_PROVIDED RECORDS_.
◆ ◆ ◆
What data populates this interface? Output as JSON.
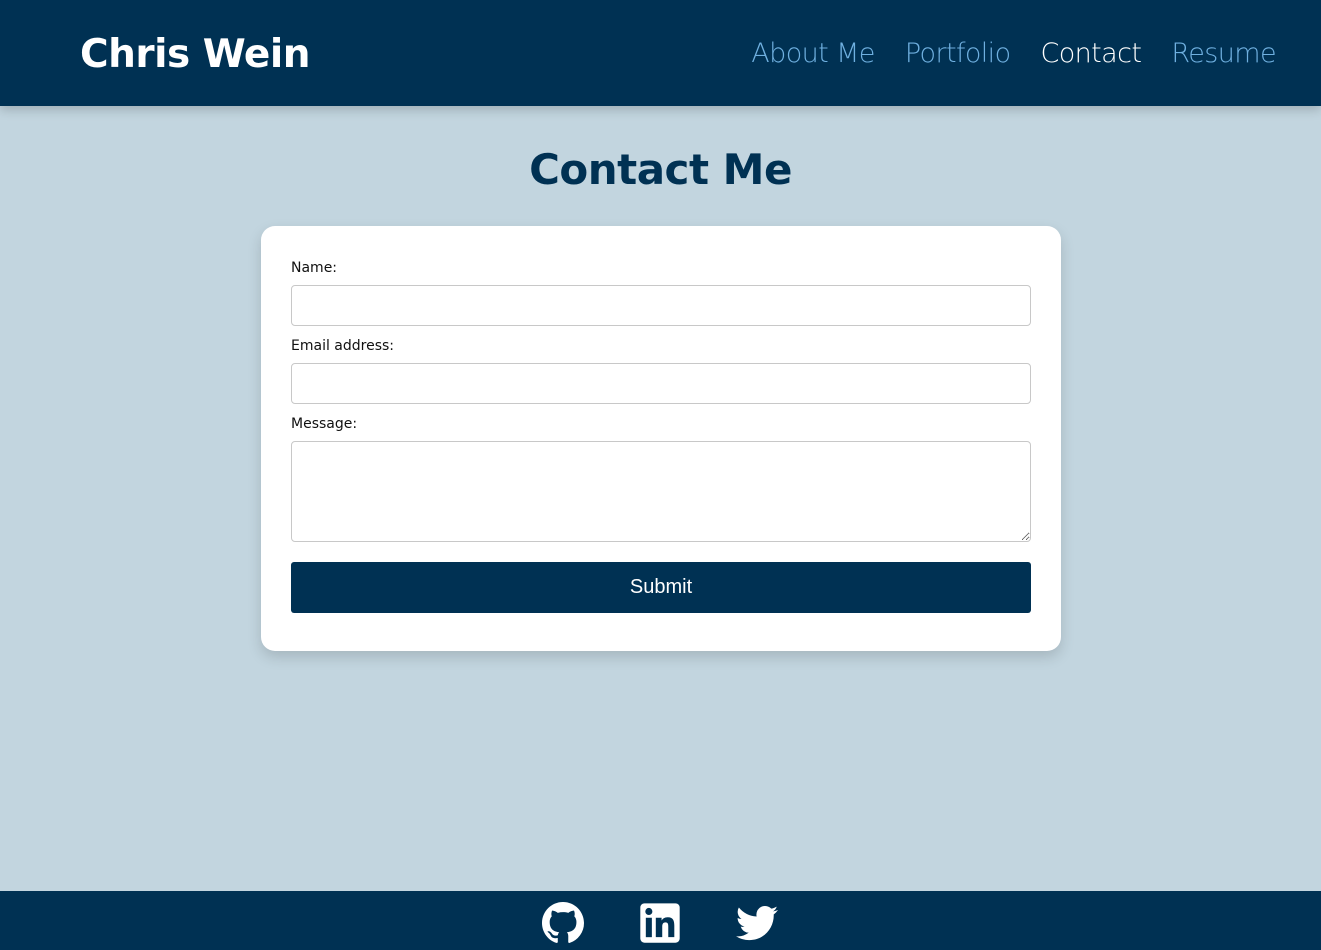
{
  "header": {
    "brand": "Chris Wein",
    "nav": [
      {
        "label": "About Me",
        "active": false
      },
      {
        "label": "Portfolio",
        "active": false
      },
      {
        "label": "Contact",
        "active": true
      },
      {
        "label": "Resume",
        "active": false
      }
    ]
  },
  "main": {
    "title": "Contact Me",
    "form": {
      "name_label": "Name:",
      "name_value": "",
      "email_label": "Email address:",
      "email_value": "",
      "message_label": "Message:",
      "message_value": "",
      "submit_label": "Submit"
    }
  },
  "footer": {
    "icons": [
      "github-icon",
      "linkedin-icon",
      "twitter-icon"
    ]
  },
  "colors": {
    "navy": "#003153",
    "nav_link": "#6fb0e0",
    "background": "#c2d5df",
    "card": "#ffffff"
  }
}
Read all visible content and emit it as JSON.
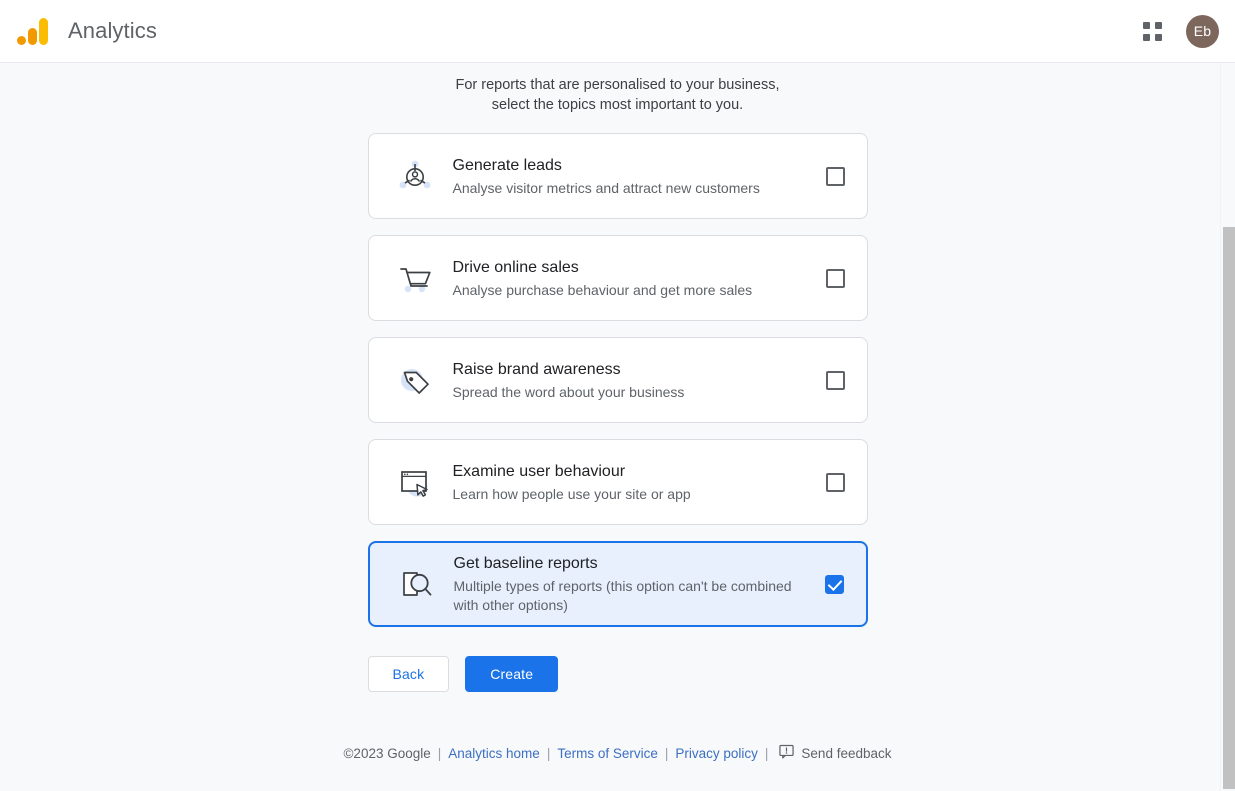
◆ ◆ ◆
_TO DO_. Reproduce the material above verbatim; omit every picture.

_TASK SOLUTION_.
What data populates this interface? Output as JSON.
{
  "header": {
    "brand": "Chris Wein",
    "nav": [
      {
        "label": "About Me",
        "active": false
      },
      {
        "label": "Portfolio",
        "active": false
      },
      {
        "label": "Contact",
        "active": true
      },
      {
        "label": "Resume",
        "active": false
      }
    ]
  },
  "main": {
    "title": "Contact Me",
    "form": {
      "name_label": "Name:",
      "name_value": "",
      "email_label": "Email address:",
      "email_value": "",
      "message_label": "Message:",
      "message_value": "",
      "submit_label": "Submit"
    }
  },
  "footer": {
    "icons": [
      "github-icon",
      "linkedin-icon",
      "twitter-icon"
    ]
  },
  "colors": {
    "navy": "#003153",
    "nav_link": "#6fb0e0",
    "background": "#c2d5df",
    "card": "#ffffff"
  }
}
Read all visible content and emit it as JSON.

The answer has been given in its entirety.